journey with us.

That is hard but essential work. But I also pay attention to something
else in Jonathon Porritt's reply to that question; that this is also
joyful work. One of my e-mail signatures is this: The way to subvert the
dominant paradigm is to have more fun than they do and make sure they
know it. 

Find joy in the company of good caring people, in good, hard work, in
being who you really want to be, doing what you truly want to do, working
toward right livelihood, healing relationships, loving communities. And,
yes go out and fully engage with those you hope to influence, not just
the choir. But remember also to get together regularly for choir
practice, to learn our parts, harmonize our voices, remember we aren't
alone. We are an awesomely powerful majority that has yet to understand
our true identity or our power to change everything. This is our world.
These are our lives we are living. They belong to no one else, no matter
what anyone else might want you to believe.

I am so grateful to have the freedom and the ability to write this and
share it and that all of you are also similarly blessed.
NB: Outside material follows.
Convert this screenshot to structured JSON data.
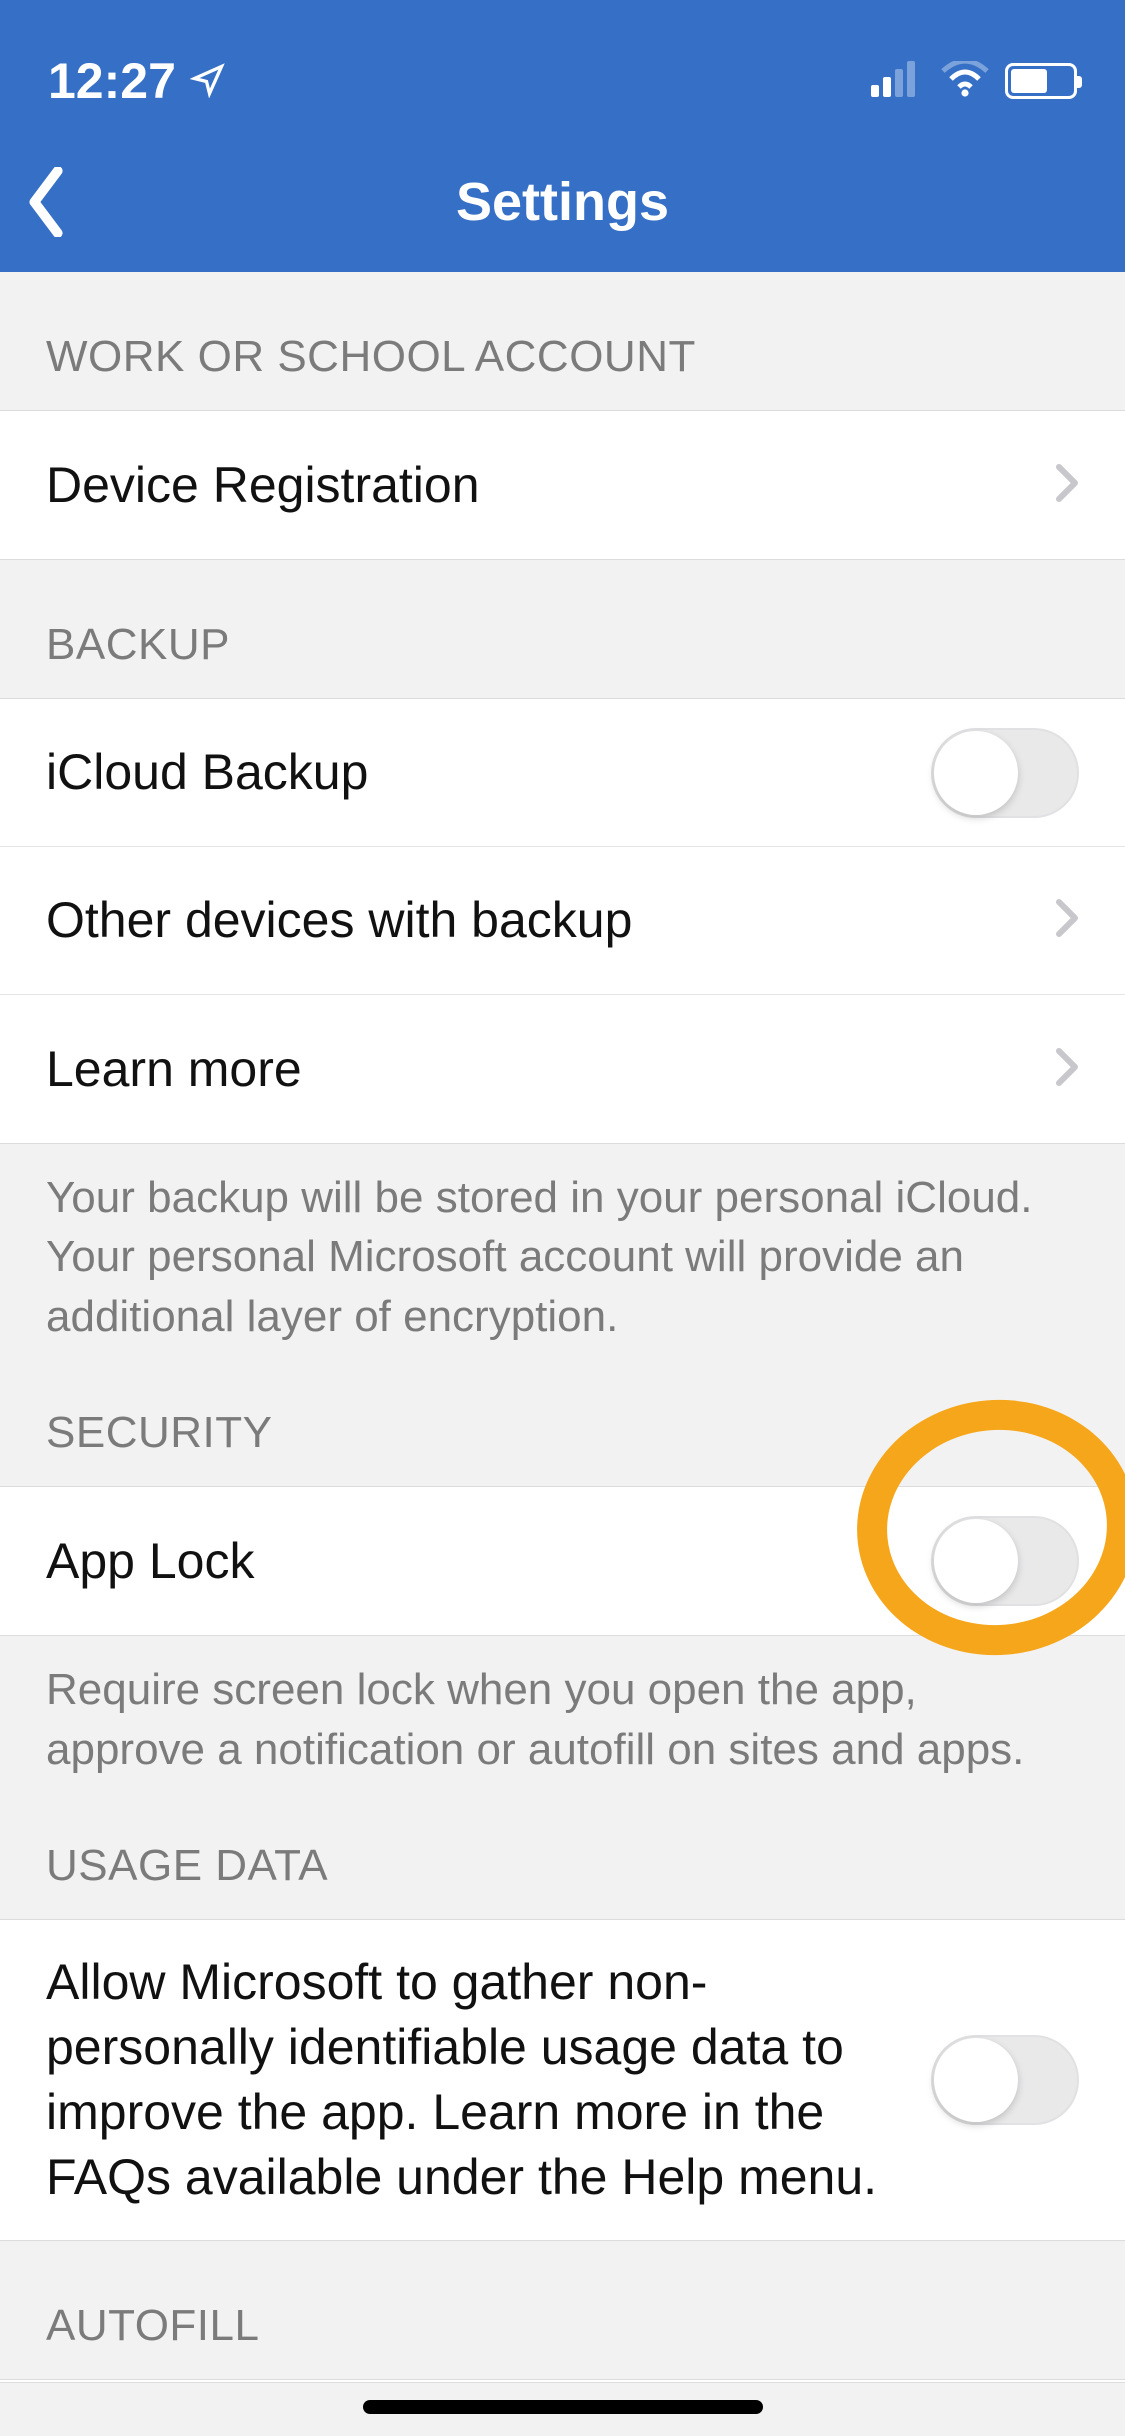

We are in a
small minority on the planet today and I am grateful and openly
acknowledge that I am in that relatively wealthy, privileged minority.

I have been blessed in innumerable ways by so many wonderful people -
family, friends, co-workers, colleagues, board members, clients, worthy
adversaries, teachers, mentors, more... There are many I could write
about but will only single out a few today. First, Pat, wife, partner,
civil engineer, breadwinner, mother and so much more, whose unwavering
support and love have been essential to everything I've done over many,
many years. Second is Joe, our five year old grandson who teaches me
things and inspires a new level of urgency in my work. And then there's
Tony Novelli, who has been through a lot with me at DCAT over the past
few years, ups and downs, thick and thin (do we ever know thin!) and
shares the deep commitment to this work. There are several others I won't
mention by name here, with whom I have such deeply caring, loving
friendships that I am at a loss to say anything beyond my deepest
gratitude for the opportunity to explore, learn, and share what loving
friendship means at that level. Thank you, all of you for what you
contribute to my life.
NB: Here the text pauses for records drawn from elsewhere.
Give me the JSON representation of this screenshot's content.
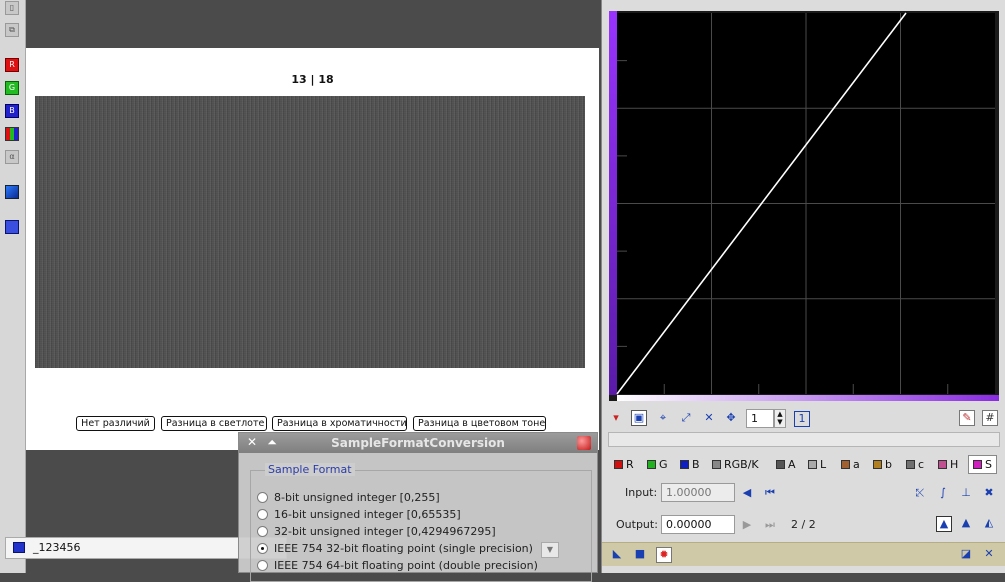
{
  "image_window": {
    "title": "13 | 18",
    "buttons": [
      "Нет различий",
      "Разница в светлоте",
      "Разница в хроматичности",
      "Разница в цветовом тоне"
    ]
  },
  "left_toolbar": {
    "channel_buttons": [
      "R",
      "G",
      "B"
    ]
  },
  "view_bar": {
    "name": "_123456"
  },
  "dialog": {
    "title": "SampleFormatConversion",
    "group_label": "Sample Format",
    "options": [
      {
        "label": "8-bit unsigned integer [0,255]",
        "selected": false
      },
      {
        "label": "16-bit unsigned integer [0,65535]",
        "selected": false
      },
      {
        "label": "32-bit unsigned integer [0,4294967295]",
        "selected": false
      },
      {
        "label": "IEEE 754 32-bit floating point (single precision)",
        "selected": true
      },
      {
        "label": "IEEE 754 64-bit floating point (double precision)",
        "selected": false
      }
    ]
  },
  "curves": {
    "zoom": "1",
    "channels": [
      {
        "label": "R",
        "color": "#d01010"
      },
      {
        "label": "G",
        "color": "#20b020"
      },
      {
        "label": "B",
        "color": "#1020c0"
      },
      {
        "label": "RGB/K",
        "color": "#888888"
      },
      {
        "label": "A",
        "color": "#555555"
      },
      {
        "label": "L",
        "color": "#aaaaaa"
      },
      {
        "label": "a",
        "color": "#a06030"
      },
      {
        "label": "b",
        "color": "#b08020"
      },
      {
        "label": "c",
        "color": "#707070"
      },
      {
        "label": "H",
        "color": "#c05090"
      },
      {
        "label": "S",
        "color": "#d020c0"
      }
    ],
    "selected_channel": "S",
    "input_label": "Input:",
    "input_value": "1.00000",
    "output_label": "Output:",
    "output_value": "0.00000",
    "point_counter": "2 / 2",
    "curve_points": [
      [
        0.0,
        0.0
      ],
      [
        0.7645,
        1.0
      ]
    ],
    "colors": {
      "graph_bg": "#000000",
      "grid": "#4a4a4a",
      "curve": "#ffffff",
      "gradient_start": "#9933ff",
      "gradient_end": "#5a1aa8"
    }
  }
}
I've been given so many extraordinary opportunities and they continue. I
celebrate that I have reasonably good health and stamina, a very curious
mind, decent senses of humor and of the absurd (essential survival
tools), and work that is so aligned with what I really care about. And I
am especially thankful that what I have experienced thus far in my life
has left my heart and mind open, and thus the possibilities for the
future also wide open. I'm grateful that you've actually read all the way
to here and so out of respect for your time, I'll close, though there is
so much more I could say thanks for.

I'll close with this Rumi poem that speaks so clearly about how to be
thankful for what we encounter in this life, no matter what it may be.

Blessings and love to each of you,

David Eisenberg

The Guest House
This being human is a guest house.
Every morning a new arrival.
A joy, a depression, a meanness,
some momentary awareness comes
as an unexpected visitor.
Welcome and entertain them all!
Even if they're a crowd of sorrows,
who violently sweep your house
empty of its furniture,
still, treat each guest honorably.
He may be clearing you out
for some new delight.
The dark thought, the shame, the malice,
meet them at the door laughing, and invite them in.
Be grateful for whoever comes,
because each has been sent
as a guide from beyond.


David Eisenberg, Director
Development Center for Appropriate Technology
P.O. Box 27513, Tucson, AZ  85713
(520) 624-6628 voice / (520) 798-3701 fax

The Development Center for Appropriate Technology is a 501(c)(3)
non-profit organization. Our primary support has come from foundation
grants and charitable contributions from individuals and businesses, and
from our educational and training programs and consulting services. Our
mission is to enhance the health of the planet and our communities by
promoting a shift to sustainable construction and development practices
through leadership, strategic relationships, and education. To learn
about DCAT's work and how you can support it, please visit our website at